(App and web page records)
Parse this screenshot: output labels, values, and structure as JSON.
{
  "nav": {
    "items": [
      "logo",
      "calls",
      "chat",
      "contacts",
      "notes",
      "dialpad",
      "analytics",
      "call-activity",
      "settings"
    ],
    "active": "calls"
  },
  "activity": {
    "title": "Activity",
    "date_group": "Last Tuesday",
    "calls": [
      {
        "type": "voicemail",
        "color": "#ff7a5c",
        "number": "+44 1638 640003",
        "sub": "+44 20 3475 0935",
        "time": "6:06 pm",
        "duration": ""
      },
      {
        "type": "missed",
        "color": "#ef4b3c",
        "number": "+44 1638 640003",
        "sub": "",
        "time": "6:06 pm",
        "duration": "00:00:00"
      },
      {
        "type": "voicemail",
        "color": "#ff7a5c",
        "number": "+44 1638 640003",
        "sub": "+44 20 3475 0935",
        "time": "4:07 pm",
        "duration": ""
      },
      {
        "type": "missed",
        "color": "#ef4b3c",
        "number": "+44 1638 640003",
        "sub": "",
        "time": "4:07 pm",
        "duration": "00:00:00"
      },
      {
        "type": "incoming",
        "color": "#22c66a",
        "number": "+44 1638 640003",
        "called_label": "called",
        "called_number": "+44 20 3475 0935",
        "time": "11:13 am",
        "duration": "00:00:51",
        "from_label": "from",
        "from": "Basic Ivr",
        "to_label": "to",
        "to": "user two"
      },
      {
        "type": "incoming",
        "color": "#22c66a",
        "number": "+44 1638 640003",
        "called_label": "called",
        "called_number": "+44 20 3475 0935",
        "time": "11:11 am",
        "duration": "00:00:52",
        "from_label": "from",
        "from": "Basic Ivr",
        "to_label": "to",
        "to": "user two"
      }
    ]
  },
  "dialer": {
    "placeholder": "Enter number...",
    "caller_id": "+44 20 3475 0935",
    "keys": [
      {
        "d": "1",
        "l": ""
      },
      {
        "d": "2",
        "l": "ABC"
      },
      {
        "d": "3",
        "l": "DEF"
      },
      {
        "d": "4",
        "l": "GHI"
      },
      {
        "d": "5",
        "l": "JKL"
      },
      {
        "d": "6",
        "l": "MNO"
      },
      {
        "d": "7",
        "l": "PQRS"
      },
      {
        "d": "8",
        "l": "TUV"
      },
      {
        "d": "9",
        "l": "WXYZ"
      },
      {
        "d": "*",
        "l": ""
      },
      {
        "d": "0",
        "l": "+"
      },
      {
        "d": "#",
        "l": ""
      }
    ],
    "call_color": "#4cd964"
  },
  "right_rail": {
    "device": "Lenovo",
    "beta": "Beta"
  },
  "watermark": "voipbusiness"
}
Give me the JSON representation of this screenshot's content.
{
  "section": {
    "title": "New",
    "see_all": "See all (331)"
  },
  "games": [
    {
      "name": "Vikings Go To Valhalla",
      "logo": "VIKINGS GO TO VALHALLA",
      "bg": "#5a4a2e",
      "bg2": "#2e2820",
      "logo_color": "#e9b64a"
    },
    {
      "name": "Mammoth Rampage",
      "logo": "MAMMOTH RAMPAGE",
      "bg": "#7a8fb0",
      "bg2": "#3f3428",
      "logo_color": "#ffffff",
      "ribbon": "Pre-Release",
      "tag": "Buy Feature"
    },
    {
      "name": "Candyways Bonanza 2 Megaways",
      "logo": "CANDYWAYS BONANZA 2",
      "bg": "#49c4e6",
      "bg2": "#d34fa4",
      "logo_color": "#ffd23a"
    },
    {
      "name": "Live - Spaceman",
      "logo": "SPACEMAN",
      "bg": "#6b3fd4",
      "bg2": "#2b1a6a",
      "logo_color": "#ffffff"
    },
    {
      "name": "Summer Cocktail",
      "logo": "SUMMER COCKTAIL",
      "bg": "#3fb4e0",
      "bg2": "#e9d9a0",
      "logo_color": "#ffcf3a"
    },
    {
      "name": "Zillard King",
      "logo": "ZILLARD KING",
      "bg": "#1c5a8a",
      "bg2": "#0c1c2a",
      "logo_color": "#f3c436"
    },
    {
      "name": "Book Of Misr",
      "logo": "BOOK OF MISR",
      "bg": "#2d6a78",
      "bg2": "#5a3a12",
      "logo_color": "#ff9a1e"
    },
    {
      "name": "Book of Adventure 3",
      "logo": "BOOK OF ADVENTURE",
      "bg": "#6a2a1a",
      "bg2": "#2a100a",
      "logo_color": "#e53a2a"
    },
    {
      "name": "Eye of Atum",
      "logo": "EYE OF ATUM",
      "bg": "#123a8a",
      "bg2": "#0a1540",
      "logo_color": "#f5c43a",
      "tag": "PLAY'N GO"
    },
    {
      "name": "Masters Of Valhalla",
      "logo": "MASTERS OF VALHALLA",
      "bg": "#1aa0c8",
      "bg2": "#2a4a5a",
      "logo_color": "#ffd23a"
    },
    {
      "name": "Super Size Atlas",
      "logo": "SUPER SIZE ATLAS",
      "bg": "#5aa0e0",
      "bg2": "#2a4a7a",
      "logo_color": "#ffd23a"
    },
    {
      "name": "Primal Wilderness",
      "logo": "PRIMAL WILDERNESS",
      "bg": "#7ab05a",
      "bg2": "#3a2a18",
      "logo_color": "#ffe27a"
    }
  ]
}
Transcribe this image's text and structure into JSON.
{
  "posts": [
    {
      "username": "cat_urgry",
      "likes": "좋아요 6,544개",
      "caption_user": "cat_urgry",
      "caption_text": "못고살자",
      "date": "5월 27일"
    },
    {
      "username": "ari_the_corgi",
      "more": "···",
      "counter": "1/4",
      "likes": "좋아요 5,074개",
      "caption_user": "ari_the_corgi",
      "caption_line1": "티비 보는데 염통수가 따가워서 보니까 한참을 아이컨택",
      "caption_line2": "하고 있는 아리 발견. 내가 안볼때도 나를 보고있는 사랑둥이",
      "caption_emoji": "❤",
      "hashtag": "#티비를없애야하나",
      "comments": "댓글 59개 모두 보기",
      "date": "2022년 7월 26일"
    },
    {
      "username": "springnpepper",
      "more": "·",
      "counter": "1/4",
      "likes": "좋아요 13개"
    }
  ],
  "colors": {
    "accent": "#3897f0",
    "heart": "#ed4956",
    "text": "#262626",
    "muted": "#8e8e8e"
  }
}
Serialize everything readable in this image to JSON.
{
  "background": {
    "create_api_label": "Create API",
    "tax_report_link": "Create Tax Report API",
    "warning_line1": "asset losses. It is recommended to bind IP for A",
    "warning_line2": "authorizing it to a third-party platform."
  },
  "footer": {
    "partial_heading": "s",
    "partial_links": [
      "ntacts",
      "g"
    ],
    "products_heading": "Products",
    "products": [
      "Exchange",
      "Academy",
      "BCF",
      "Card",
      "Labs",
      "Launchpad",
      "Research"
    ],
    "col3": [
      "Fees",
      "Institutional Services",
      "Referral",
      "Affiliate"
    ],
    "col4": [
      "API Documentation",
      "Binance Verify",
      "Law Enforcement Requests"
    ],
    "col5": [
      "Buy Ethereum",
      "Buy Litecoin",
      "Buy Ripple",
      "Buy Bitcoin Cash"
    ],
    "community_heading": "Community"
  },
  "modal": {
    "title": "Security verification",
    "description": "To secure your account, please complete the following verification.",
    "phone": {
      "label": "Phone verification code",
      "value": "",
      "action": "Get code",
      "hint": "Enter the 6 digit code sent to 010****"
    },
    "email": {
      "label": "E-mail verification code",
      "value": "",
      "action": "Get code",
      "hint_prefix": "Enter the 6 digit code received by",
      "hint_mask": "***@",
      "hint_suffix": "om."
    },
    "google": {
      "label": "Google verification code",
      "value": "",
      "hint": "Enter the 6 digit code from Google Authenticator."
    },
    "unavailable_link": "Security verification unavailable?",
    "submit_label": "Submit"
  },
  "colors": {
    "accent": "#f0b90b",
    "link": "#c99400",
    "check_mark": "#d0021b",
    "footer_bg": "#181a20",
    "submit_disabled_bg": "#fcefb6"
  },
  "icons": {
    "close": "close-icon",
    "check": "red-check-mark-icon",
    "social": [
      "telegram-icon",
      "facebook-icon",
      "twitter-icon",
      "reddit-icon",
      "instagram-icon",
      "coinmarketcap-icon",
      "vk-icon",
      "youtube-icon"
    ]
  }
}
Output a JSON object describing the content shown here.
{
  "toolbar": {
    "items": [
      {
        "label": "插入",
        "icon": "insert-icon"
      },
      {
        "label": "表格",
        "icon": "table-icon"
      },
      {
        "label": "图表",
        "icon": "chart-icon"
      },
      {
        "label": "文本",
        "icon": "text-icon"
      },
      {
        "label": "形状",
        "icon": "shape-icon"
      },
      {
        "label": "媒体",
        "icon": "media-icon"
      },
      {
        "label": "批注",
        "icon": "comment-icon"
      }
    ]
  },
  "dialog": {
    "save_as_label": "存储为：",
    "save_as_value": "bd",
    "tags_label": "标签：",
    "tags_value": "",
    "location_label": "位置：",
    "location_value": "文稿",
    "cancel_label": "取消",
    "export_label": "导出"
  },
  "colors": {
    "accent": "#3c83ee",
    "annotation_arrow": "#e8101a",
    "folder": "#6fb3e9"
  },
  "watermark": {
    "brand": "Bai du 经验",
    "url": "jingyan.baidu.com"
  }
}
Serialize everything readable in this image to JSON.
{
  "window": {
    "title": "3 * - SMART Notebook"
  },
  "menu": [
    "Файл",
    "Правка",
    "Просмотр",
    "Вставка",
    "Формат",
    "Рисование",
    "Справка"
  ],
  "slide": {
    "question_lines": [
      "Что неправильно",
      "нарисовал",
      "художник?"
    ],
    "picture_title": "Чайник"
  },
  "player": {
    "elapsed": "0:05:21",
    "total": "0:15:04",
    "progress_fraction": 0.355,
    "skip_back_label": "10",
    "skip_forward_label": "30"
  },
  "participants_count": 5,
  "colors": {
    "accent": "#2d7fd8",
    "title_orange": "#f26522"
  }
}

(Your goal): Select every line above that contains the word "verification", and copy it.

(Reply):
    "title": "Security verification",
    "description": "To secure your account, please complete the following verification.",
      "label": "Phone verification code",
      "label": "E-mail verification code",
      "label": "Google verification code",
    "unavailable_link": "Security verification unavailable?",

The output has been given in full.